*Requirement*:
The expected output is the full set of entries, retyped verbatim, pictures excluded.
[Data under study]
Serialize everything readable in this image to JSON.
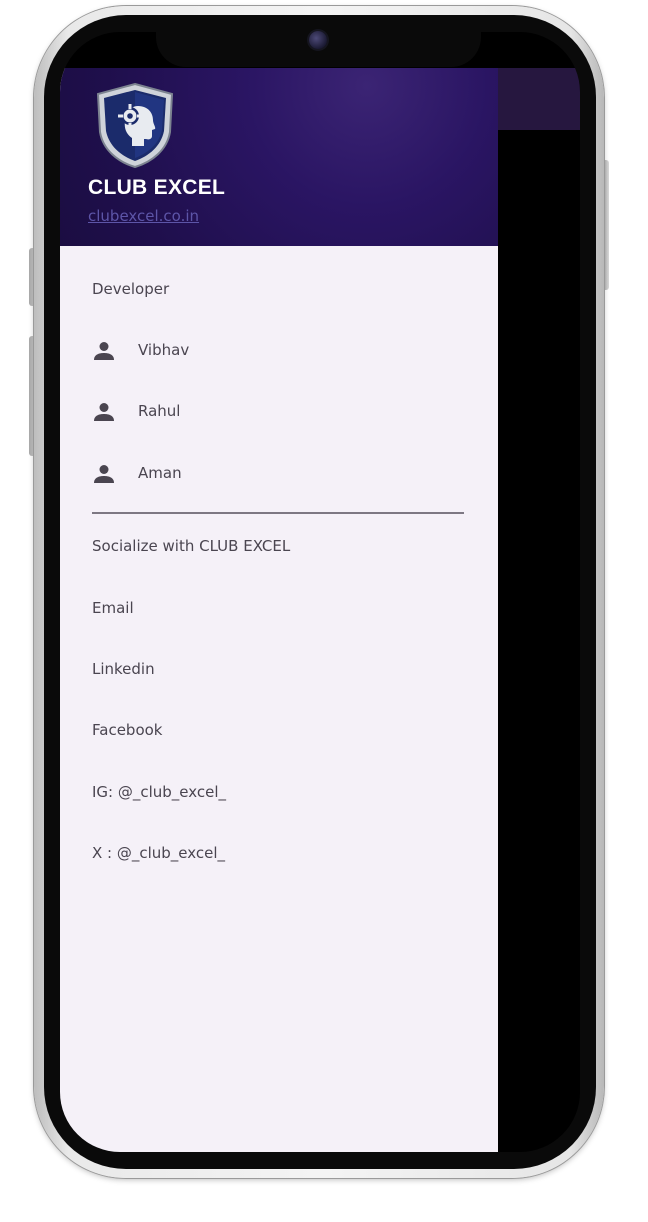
{
  "drawer": {
    "header": {
      "title": "CLUB EXCEL",
      "link": "clubexcel.co.in",
      "logo_icon": "shield-head-gear-icon"
    },
    "developer_section": {
      "label": "Developer",
      "items": [
        {
          "icon": "person-icon",
          "label": "Vibhav"
        },
        {
          "icon": "person-icon",
          "label": "Rahul"
        },
        {
          "icon": "person-icon",
          "label": "Aman"
        }
      ]
    },
    "social_section": {
      "label": "Socialize with CLUB EXCEL",
      "items": [
        {
          "label": "Email"
        },
        {
          "label": "Linkedin"
        },
        {
          "label": "Facebook"
        },
        {
          "label": "IG: @_club_excel_"
        },
        {
          "label": "X : @_club_excel_"
        }
      ]
    }
  },
  "colors": {
    "header_bg": "#1f0f4c",
    "drawer_bg": "#f5f1f8",
    "link": "#5d55a8",
    "text": "#4a4550",
    "icon": "#4a4550"
  }
}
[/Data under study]
*Solution to this exercise*:
Serialize everything readable in this image to JSON.
{
  "drawer": {
    "header": {
      "title": "CLUB EXCEL",
      "link": "clubexcel.co.in",
      "logo_icon": "shield-head-gear-icon"
    },
    "developer_section": {
      "label": "Developer",
      "items": [
        {
          "icon": "person-icon",
          "label": "Vibhav"
        },
        {
          "icon": "person-icon",
          "label": "Rahul"
        },
        {
          "icon": "person-icon",
          "label": "Aman"
        }
      ]
    },
    "social_section": {
      "label": "Socialize with CLUB EXCEL",
      "items": [
        {
          "label": "Email"
        },
        {
          "label": "Linkedin"
        },
        {
          "label": "Facebook"
        },
        {
          "label": "IG: @_club_excel_"
        },
        {
          "label": "X : @_club_excel_"
        }
      ]
    }
  },
  "colors": {
    "header_bg": "#1f0f4c",
    "drawer_bg": "#f5f1f8",
    "link": "#5d55a8",
    "text": "#4a4550",
    "icon": "#4a4550"
  }
}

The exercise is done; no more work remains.